Walter Armbrust is visiting assistant professor of anthropology at the Center for Contemporary Arab Studies, Georgetown University. He is the author of Mass Culture and Modernism in Egypt (Cambridge University Press, 1996) and editor of The Seen and the Unseeable: Visual Culture in the Middle East (a triple issue of the journal Visual Anthropology, vol. 10, nos. 2–4). He writes on modernity, nationalism, and popular culture in the Middle East. He is currently working on a cultural history of the Egyptian cinema.
Roberta L. Dougherty is the Middle East bibliographer at the University of Pennsylvania’s Van Pelt Library. In 1986 she performed with the Reda Troupe for Folkloric Arts in Cairo, Egypt. She writes about the arts in Arab societies and is currently conducting research on the social construction of performance in modern Egypt.
Joel Gordon is associate professor of history at the University of Arkansas. He is the author of Nasser’s Blessed Movement: Egypt’s Free Officers and the July Revolution (Oxford University Press, 1992). He is currently writing a book on popular civic culture during the Nasser era.
Richard McGill Murphy is a New York City–based writer and documentary filmmaker. He holds a D.Phil. in social anthropology from Oxford University; his work focuses on popular culture, politics, and the rhetorical construction of modernity in urban South Asia. His work has appeared in the Times (London), the New York Times Magazine, and the New Republic, among other publications.

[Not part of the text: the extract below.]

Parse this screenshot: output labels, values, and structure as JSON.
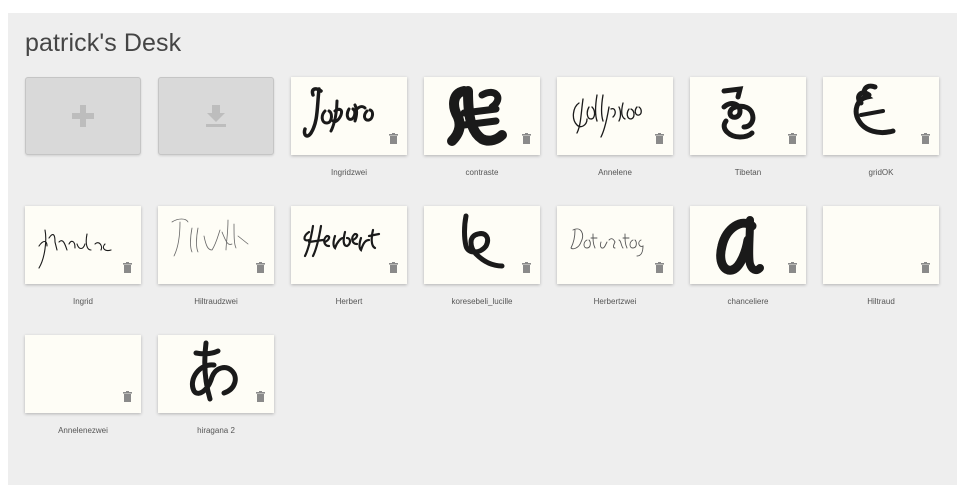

Murphy is the founder and president of Walled City Media, an independent film and television production company.
Christa Salamandra is a research associate at the Institute of Social and Cultural Anthropology, University of Oxford, and book review editor of the Journal of the Anthropological Society of Oxford (JASO). She writes about public culture in Damascus and is interested in cities, media, and consumption. Salamandra is currently working on a project examining transnational processes among Gulf Arabs in London.
Philip Schuyler received his undergraduate degree from Yale and his Ph.D. from the University of Washington. An ethnomusicologist specializing in North Africa and the Middle East, he has lived and worked for extended periods in Morocco and Yemen. His special interests are the ethnography of performance and the interrelationship of the arts. Among his publications are an ethnographic film, field recordings for UNESCO and various American publishers, and numerous articles in both professional journals and the general-interest press, including the New York Times and the New Yorker. He is currently associate professor and chair of the Ethnomusicology Division in the School of Music at the University of Washington.
Anthony Shay is the founder/director of the AVAZ International Dance Theater, a company devoted to the performance of dances from the Iranian world, which includes Central Asia and the Caucasus. He was honored by President Bill Clinton for his forty years as a choreographer. He holds a Ph.D. in dance history and theory from the University of California, Riverside.
Andrew Shryock is a cultural anthropologist who works in Jordan and Detroit. He is especially interested in modernity, identity politics, and historical ethnography. His book Nationalism and the Genealogical Imagination (University of California Press, 1997) received the Albert Hourani Award of the Middle East Studies Association. His most recent essays on Arab-American identity appear in Arab Detroit: From Margin to Mainstream (Wayne State University Press, 2000), a volume he edited with Nabeel Abraham. Shryock is assistant professor of anthropology at the University of Michigan, Ann Arbor.
Martin Stokes received a D.Phil. from the University of Oxford in 1989. Currently he is associate professor in the Department of Music at the University of Chicago. He is the author of The Arabesk Debate: Music and Musicians in Modern Turkey (Oxford University Press, 1992) and various articles on music, popular culture, and the Middle East.
Ted Swedenburg, assistant professor of anthropology at the University of Arkansas, is the author of Memories of Revolt (University of Minnesota Press, 1995) and coeditor of Displacement, Diaspora and Geographies of Identity (Duke University Press, 1996). He also serves on the editorial committee of Middle East Report. He is currently working on a book manuscript, titled Sounds from the Interzone, that deals with “border” musics from or connected to the Middle East.
Robert Vitalis teaches in the Department of Political Science and is director of the Middle East Center at the University of Pennsylvania. He works in the areas of historical comparative theory, the political and cultural economy of business-state relations, and the history of international relations and development theory. His first book is When Capitalists Collide: Business Conflict and the End of Empire in Egypt (University of California Press, 1995). His second book, America’s Kingdom, will look at the United States and the opening of the Saudi Arabian oil frontier.
Katherine E. Zirbel is a cultural anthropologist and performer who studies narrative, experience, spectacle, and political economy in the context of expressive culture in the Middle East. She has taught at Rhodes College and the University of Michigan, where she received her Ph.D. in 1999. She is currently an adjunct professor at New York University.